**WORK ORDER**
In the records below, find each line containing the word "title" and copy it.

**TASK INPUT**
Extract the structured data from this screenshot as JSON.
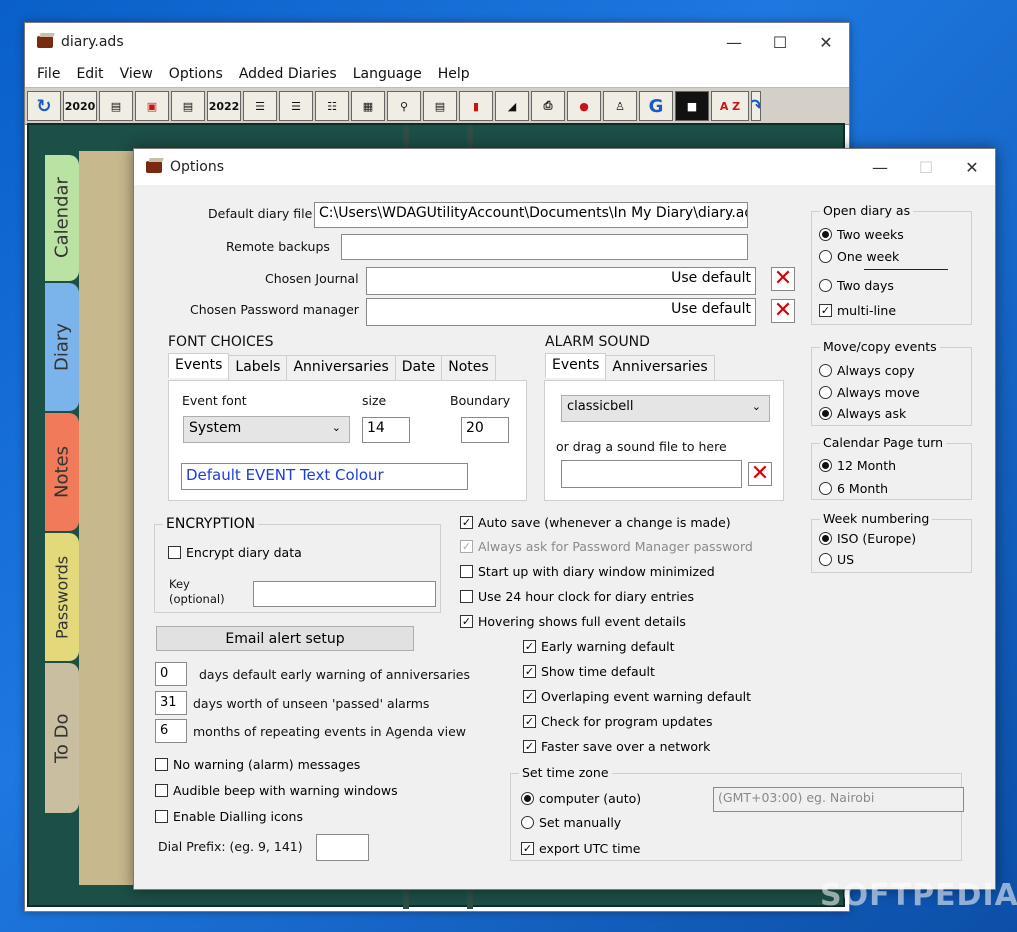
{
  "main": {
    "title": "diary.ads",
    "menu": [
      "File",
      "Edit",
      "View",
      "Options",
      "Added Diaries",
      "Language",
      "Help"
    ],
    "toolbar": {
      "year_prev": "2020",
      "year_next": "2022",
      "az": "A Z"
    },
    "side_tabs": [
      "Calendar",
      "Diary",
      "Notes",
      "Passwords",
      "To Do"
    ]
  },
  "dialog": {
    "title": "Options",
    "default_diary_file_label": "Default diary file",
    "default_diary_file_value": "C:\\Users\\WDAGUtilityAccount\\Documents\\In My Diary\\diary.ads",
    "remote_backups_label": "Remote backups",
    "remote_backups_value": "",
    "chosen_journal_label": "Chosen Journal",
    "chosen_journal_value": "Use default",
    "chosen_password_label": "Chosen Password manager",
    "chosen_password_value": "Use default",
    "font_choices": {
      "title": "FONT CHOICES",
      "tabs": [
        "Events",
        "Labels",
        "Anniversaries",
        "Date",
        "Notes"
      ],
      "event_font_label": "Event font",
      "event_font_value": "System",
      "size_label": "size",
      "size_value": "14",
      "boundary_label": "Boundary",
      "boundary_value": "20",
      "colour_label": "Default EVENT Text Colour"
    },
    "alarm_sound": {
      "title": "ALARM SOUND",
      "tabs": [
        "Events",
        "Anniversaries"
      ],
      "sound_value": "classicbell",
      "drag_label": "or drag a sound file to here"
    },
    "encryption": {
      "title": "ENCRYPTION",
      "encrypt_label": "Encrypt diary data",
      "key_label1": "Key",
      "key_label2": "(optional)"
    },
    "email_button": "Email alert setup",
    "numbers": [
      {
        "value": "0",
        "label": "days default early warning of anniversaries"
      },
      {
        "value": "31",
        "label": "days worth of unseen 'passed' alarms"
      },
      {
        "value": "6",
        "label": "months of repeating events in Agenda view"
      }
    ],
    "left_checks": [
      {
        "label": "No warning (alarm) messages",
        "checked": false
      },
      {
        "label": "Audible beep with warning windows",
        "checked": false
      },
      {
        "label": "Enable Dialling icons",
        "checked": false
      }
    ],
    "dial_prefix_label": "Dial Prefix: (eg. 9, 141)",
    "dial_prefix_value": "",
    "mid_checks": [
      {
        "label": "Auto save (whenever a change is made)",
        "checked": true,
        "disabled": false
      },
      {
        "label": "Always ask for Password Manager password",
        "checked": true,
        "disabled": true
      },
      {
        "label": "Start up with diary window minimized",
        "checked": false,
        "disabled": false
      },
      {
        "label": "Use 24 hour clock for diary entries",
        "checked": false,
        "disabled": false
      },
      {
        "label": "Hovering shows full event details",
        "checked": true,
        "disabled": false
      }
    ],
    "sub_checks": [
      {
        "label": "Early warning default",
        "checked": true
      },
      {
        "label": "Show time default",
        "checked": true
      },
      {
        "label": "Overlaping event warning default",
        "checked": true
      },
      {
        "label": "Check for program updates",
        "checked": true
      },
      {
        "label": "Faster save over a network",
        "checked": true
      }
    ],
    "timezone": {
      "title": "Set time zone",
      "computer_label": "computer (auto)",
      "manual_label": "Set manually",
      "utc_label": "export UTC time",
      "tz_value": "(GMT+03:00) eg. Nairobi"
    },
    "open_diary": {
      "title": "Open diary as",
      "opts": [
        "Two weeks",
        "One week",
        "Two days"
      ],
      "selected": 0,
      "multiline_label": "multi-line"
    },
    "move_copy": {
      "title": "Move/copy events",
      "opts": [
        "Always copy",
        "Always move",
        "Always ask"
      ],
      "selected": 2
    },
    "page_turn": {
      "title": "Calendar Page turn",
      "opts": [
        "12 Month",
        "6 Month"
      ],
      "selected": 0
    },
    "week_numbering": {
      "title": "Week numbering",
      "opts": [
        "ISO (Europe)",
        "US"
      ],
      "selected": 0
    }
  },
  "watermark": "SOFTPEDIA"
}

**RESPONSE AREA**
    "title": "diary.ads",
    "title": "Options",
      "title": "FONT CHOICES",
      "title": "ALARM SOUND",
      "title": "ENCRYPTION",
      "title": "Set time zone",
      "title": "Open diary as",
      "title": "Move/copy events",
      "title": "Calendar Page turn",
      "title": "Week numbering",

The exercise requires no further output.